- dry mouth
- dry/sunken eyes
- sunken cheeks
- no tears when crying
- dry skin
The following symptoms can indicate severe dehydration:
- more than eight hours have passed without urination
- child is extremely listless
- the soft spot on top of your infant’s head (fontanelle) appears sunken
- pinched skin does not spring back
- high fever
Call your child’s doctor or go to the hospital immediately if your child shows signs of dehydration.
Treating your child at home is usually effective when they have a mild case of diarrhea. It’s important to note that over-the-counter medications used to treat diarrhea in adults shouldn’t be given to infants or children. Talk to your child’s doctor before using over-the-counter anti-diarrheal medicines.
You can care for your child at home in the following ways:
- Make sure your child drinks plenty of fluids.
- Do not feed them foods that seem to trigger diarrhea.
- Wash your hands often — especially after each diaper change — to avoid spreading bacteria in the home.
You should continue breast-feeding when your baby has diarrhea. Breast milk can help ease symptoms of diarrhea and speed up recovery.
Monitor your child carefully, looking for signs of dehydration. Call your child’s doctor right away if you think your child is dehydrated.
Change your child’s diaper immediately after a bowel movement. This can help prevent diaper rash and irritation. Use water instead of wipes, which can further irritate the skin. Over-the-counter creams with zinc oxide (such as Desitin) can also help soothe and protect skin.
Take your child to the doctor if they’ve had diarrhea for more than two days. You should also take them to the doctor if they show any of the following symptoms:
- bloody diarrhea
- severe diarrhea (more than eight stools in eight hours)
- diarrhea accompanied by vomiting
- abdominal pain or cramping
- recurring diarrhea
Diarrhea in infants and young children can quickly lead to dehydration, which is a dangerous condition. Don’t hesitate to call a doctor.
The doctor will want to determine the cause of your child’s diarrhea if the condition becomes chronic (long-term). A complete medical history and physical examination will be required. Be prepared to provide information about your child’s diet, eating habits, and medications. Your child’s doctor may use the following tests to determine the cause:
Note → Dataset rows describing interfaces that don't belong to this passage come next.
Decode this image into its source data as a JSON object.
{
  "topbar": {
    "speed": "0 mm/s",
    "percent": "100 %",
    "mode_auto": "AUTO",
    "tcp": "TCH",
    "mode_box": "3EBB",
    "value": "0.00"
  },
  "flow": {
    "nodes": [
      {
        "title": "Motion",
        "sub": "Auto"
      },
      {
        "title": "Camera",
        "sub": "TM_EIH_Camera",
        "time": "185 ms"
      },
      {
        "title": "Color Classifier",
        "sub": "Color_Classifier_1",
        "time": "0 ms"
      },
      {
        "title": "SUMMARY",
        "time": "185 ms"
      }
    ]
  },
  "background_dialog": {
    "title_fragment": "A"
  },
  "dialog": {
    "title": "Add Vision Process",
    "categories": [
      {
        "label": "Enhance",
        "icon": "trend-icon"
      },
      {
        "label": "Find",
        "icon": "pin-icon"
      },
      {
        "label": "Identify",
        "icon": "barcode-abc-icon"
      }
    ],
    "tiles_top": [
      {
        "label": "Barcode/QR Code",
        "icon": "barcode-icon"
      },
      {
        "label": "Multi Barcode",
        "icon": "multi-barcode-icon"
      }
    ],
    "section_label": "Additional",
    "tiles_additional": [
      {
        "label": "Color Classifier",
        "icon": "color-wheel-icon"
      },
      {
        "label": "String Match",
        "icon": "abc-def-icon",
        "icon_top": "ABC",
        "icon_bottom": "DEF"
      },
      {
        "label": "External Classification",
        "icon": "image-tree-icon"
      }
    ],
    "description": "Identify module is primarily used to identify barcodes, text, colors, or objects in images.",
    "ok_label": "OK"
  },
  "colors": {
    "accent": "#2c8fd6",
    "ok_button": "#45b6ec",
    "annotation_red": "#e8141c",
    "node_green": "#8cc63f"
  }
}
- blood tests (to check for disease)
- stool culture (to check for bacteria and parasites)
- allergy tests
Depending on the results of these tests, further testing may be needed.
The treatment plan for your child will depend on the cause and severity of their diarrhea.
Your child may need to stay in the hospital if they’re experiencing chronic diarrhea or dehydration. They’ll likely be given fluids containing electrolytes to help restore balance.
It’s important to follow the doctor’s advice carefully. Avoid giving your child foods or liquids that trigger diarrhea. Stick with bland foods instead (such as potatoes, toast, or bananas) until the diarrhea has subsided.
Diarrhea can’t always be prevented. However, you can lower your child’s risk of getting diarrhea by practicing good hygiene and following safe food preparation guidelines.
Speak with your child’s doctor if you’re planning on traveling with your child to a foreign country. The doctor will be able to give you specific information on how to avoid traveler’s diarrhea. Here are some preparatory measures to keep in mind:
- Use bottled water for drinking, making ice cubes, cooking, and brushing teeth.
- Avoid unpasteurized milk or milk products.
- Wash and peel raw fruits and vegetables.
- Avoid eating raw or undercooked meat, poultry, fish, and shellfish.
- Avoid getting food from street vendors.
- Pack some snacks from home for your child.
- Practice proper hygiene and wash your child’s hands often.
- Pack hand cleansers or wipes in case there aren’t hand-washing facilities.
The U.S. Food and Drug Administration (FDA) has approved two oral vaccines that can help prevent rotavirus infections in children (RotaTeq and Rotarix). Both are given in multiple doses to babies during their first months of life. Ask your child’s doctor if these vaccines are recommended for your child.